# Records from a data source
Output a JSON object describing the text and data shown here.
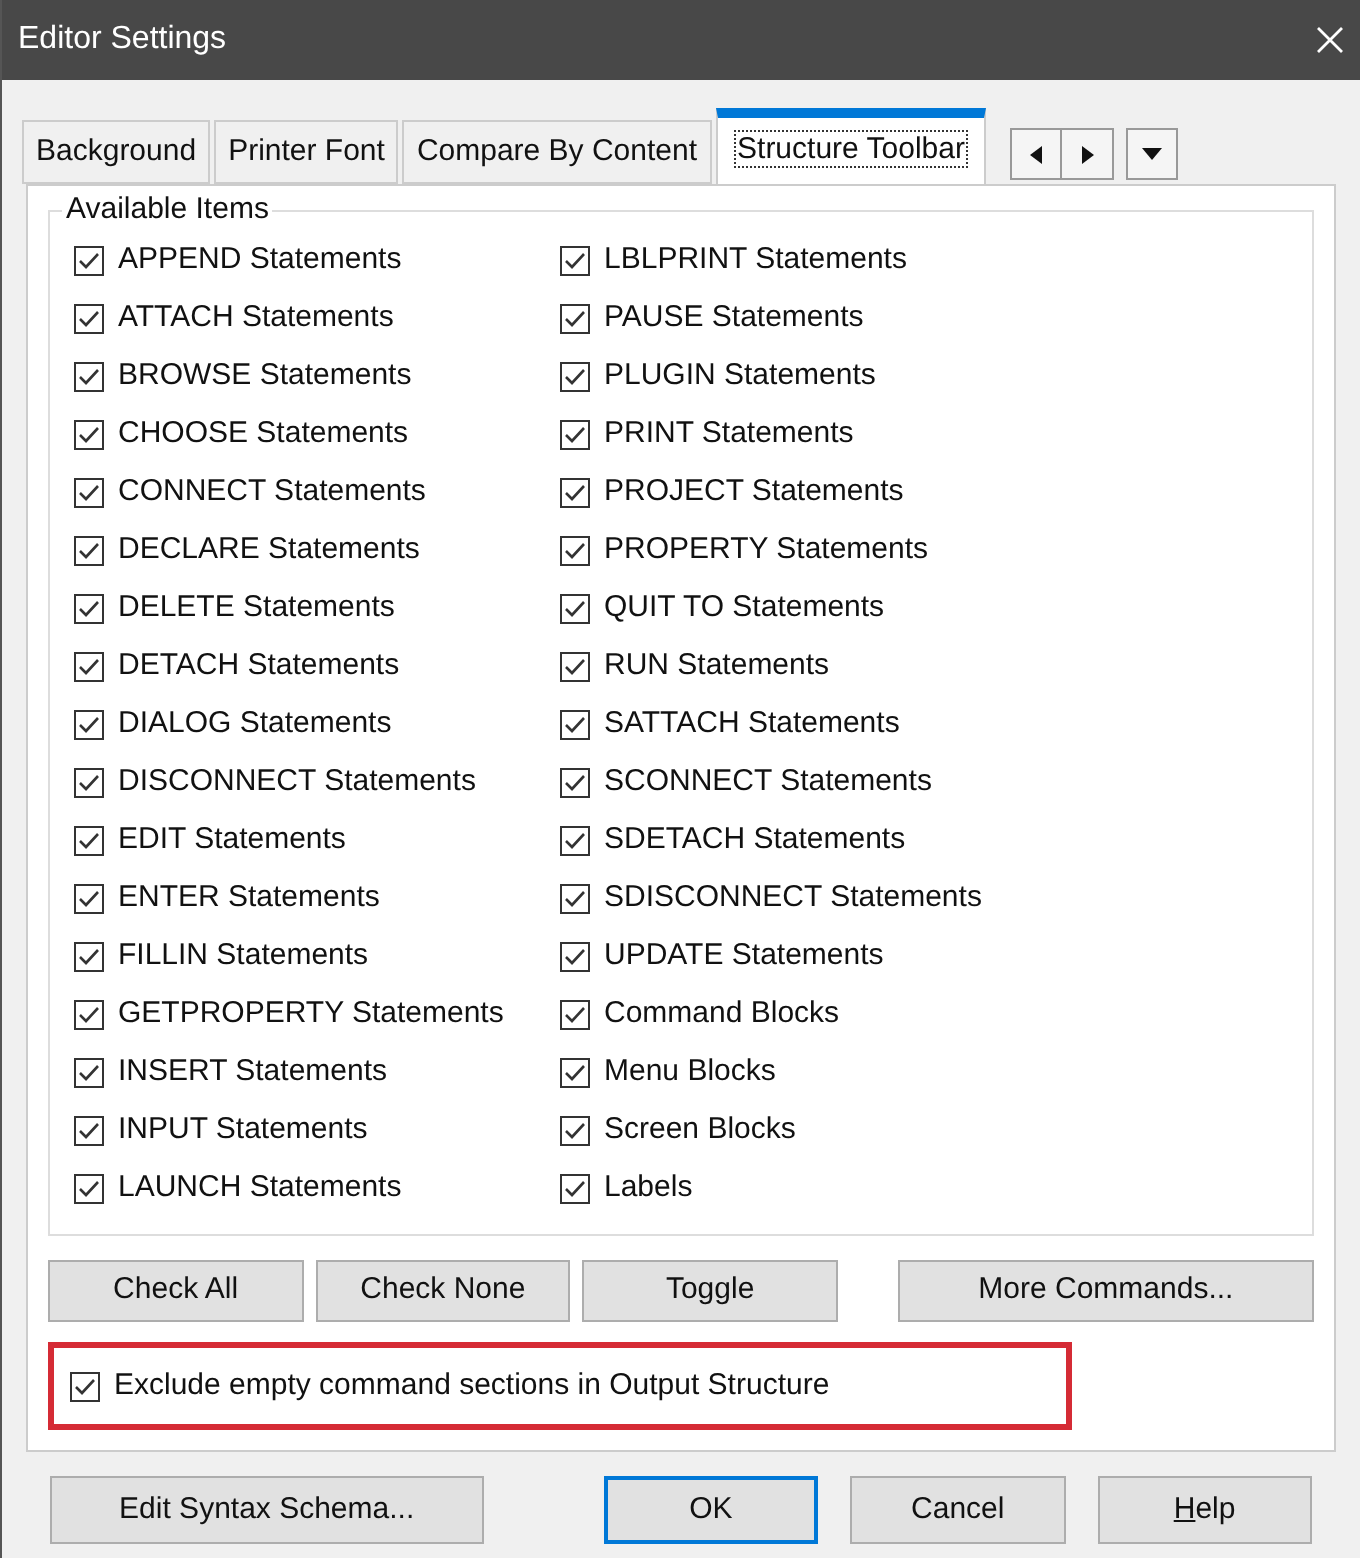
{
  "window": {
    "title": "Editor Settings"
  },
  "tabs": [
    {
      "label": "Background",
      "selected": false
    },
    {
      "label": "Printer Font",
      "selected": false
    },
    {
      "label": "Compare By Content",
      "selected": false
    },
    {
      "label": "Structure Toolbar",
      "selected": true
    }
  ],
  "group": {
    "title": "Available Items",
    "columns": [
      [
        {
          "label": "APPEND Statements",
          "checked": true
        },
        {
          "label": "ATTACH Statements",
          "checked": true
        },
        {
          "label": "BROWSE Statements",
          "checked": true
        },
        {
          "label": "CHOOSE Statements",
          "checked": true
        },
        {
          "label": "CONNECT Statements",
          "checked": true
        },
        {
          "label": "DECLARE Statements",
          "checked": true
        },
        {
          "label": "DELETE Statements",
          "checked": true
        },
        {
          "label": "DETACH Statements",
          "checked": true
        },
        {
          "label": "DIALOG Statements",
          "checked": true
        },
        {
          "label": "DISCONNECT Statements",
          "checked": true
        },
        {
          "label": "EDIT Statements",
          "checked": true
        },
        {
          "label": "ENTER Statements",
          "checked": true
        },
        {
          "label": "FILLIN Statements",
          "checked": true
        },
        {
          "label": "GETPROPERTY Statements",
          "checked": true
        },
        {
          "label": "INSERT Statements",
          "checked": true
        },
        {
          "label": "INPUT Statements",
          "checked": true
        },
        {
          "label": "LAUNCH Statements",
          "checked": true
        }
      ],
      [
        {
          "label": "LBLPRINT Statements",
          "checked": true
        },
        {
          "label": "PAUSE Statements",
          "checked": true
        },
        {
          "label": "PLUGIN Statements",
          "checked": true
        },
        {
          "label": "PRINT Statements",
          "checked": true
        },
        {
          "label": "PROJECT Statements",
          "checked": true
        },
        {
          "label": "PROPERTY Statements",
          "checked": true
        },
        {
          "label": "QUIT TO Statements",
          "checked": true
        },
        {
          "label": "RUN Statements",
          "checked": true
        },
        {
          "label": "SATTACH Statements",
          "checked": true
        },
        {
          "label": "SCONNECT Statements",
          "checked": true
        },
        {
          "label": "SDETACH Statements",
          "checked": true
        },
        {
          "label": "SDISCONNECT Statements",
          "checked": true
        },
        {
          "label": "UPDATE Statements",
          "checked": true
        },
        {
          "label": "Command Blocks",
          "checked": true
        },
        {
          "label": "Menu Blocks",
          "checked": true
        },
        {
          "label": "Screen Blocks",
          "checked": true
        },
        {
          "label": "Labels",
          "checked": true
        }
      ]
    ]
  },
  "action_buttons": [
    "Check All",
    "Check None",
    "Toggle",
    "More Commands..."
  ],
  "exclude_option": {
    "label": "Exclude empty command sections in Output Structure",
    "checked": true
  },
  "footer_buttons": [
    {
      "label": "Edit Syntax Schema...",
      "kind": "plain"
    },
    {
      "label": "OK",
      "kind": "default"
    },
    {
      "label": "Cancel",
      "kind": "plain"
    },
    {
      "label": "Help",
      "kind": "mnemonic"
    }
  ]
}
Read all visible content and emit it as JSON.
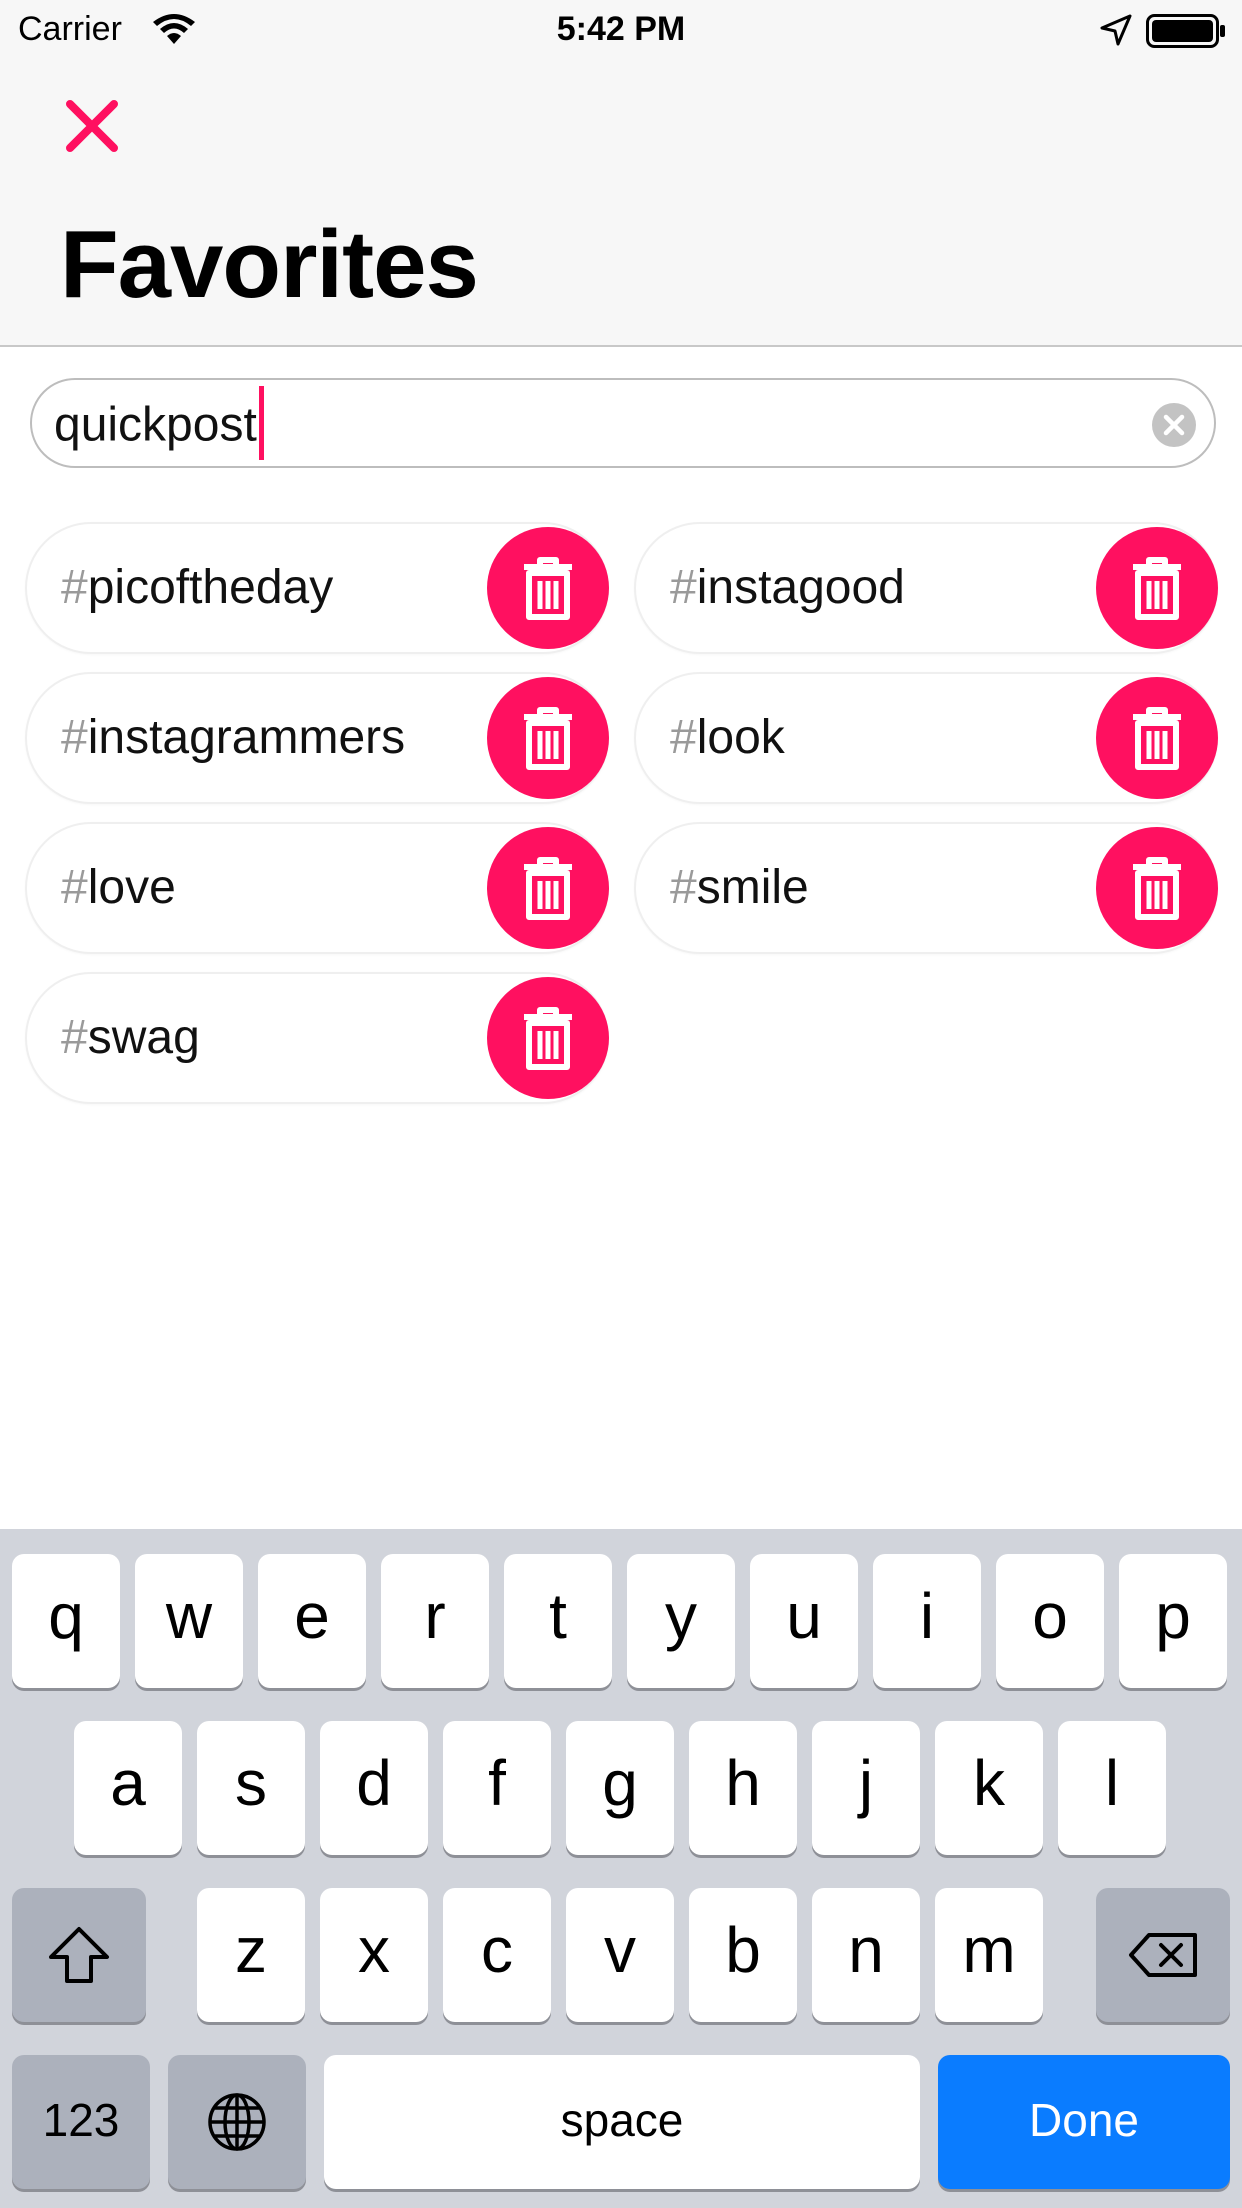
{
  "status_bar": {
    "carrier": "Carrier",
    "time": "5:42 PM"
  },
  "header": {
    "title": "Favorites"
  },
  "search": {
    "value": "quickpost"
  },
  "tags": [
    {
      "hash": "#",
      "name": "picoftheday"
    },
    {
      "hash": "#",
      "name": "instagood"
    },
    {
      "hash": "#",
      "name": "instagrammers"
    },
    {
      "hash": "#",
      "name": "look"
    },
    {
      "hash": "#",
      "name": "love"
    },
    {
      "hash": "#",
      "name": "smile"
    },
    {
      "hash": "#",
      "name": "swag"
    }
  ],
  "keyboard": {
    "row1": [
      "q",
      "w",
      "e",
      "r",
      "t",
      "y",
      "u",
      "i",
      "o",
      "p"
    ],
    "row2": [
      "a",
      "s",
      "d",
      "f",
      "g",
      "h",
      "j",
      "k",
      "l"
    ],
    "row3": [
      "z",
      "x",
      "c",
      "v",
      "b",
      "n",
      "m"
    ],
    "numbers_label": "123",
    "space_label": "space",
    "done_label": "Done"
  },
  "colors": {
    "accent": "#ff1060",
    "done_blue": "#0a7cff",
    "keyboard_bg": "#d1d4db"
  }
}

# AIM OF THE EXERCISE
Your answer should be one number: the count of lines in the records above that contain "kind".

# ANSWER BOX
4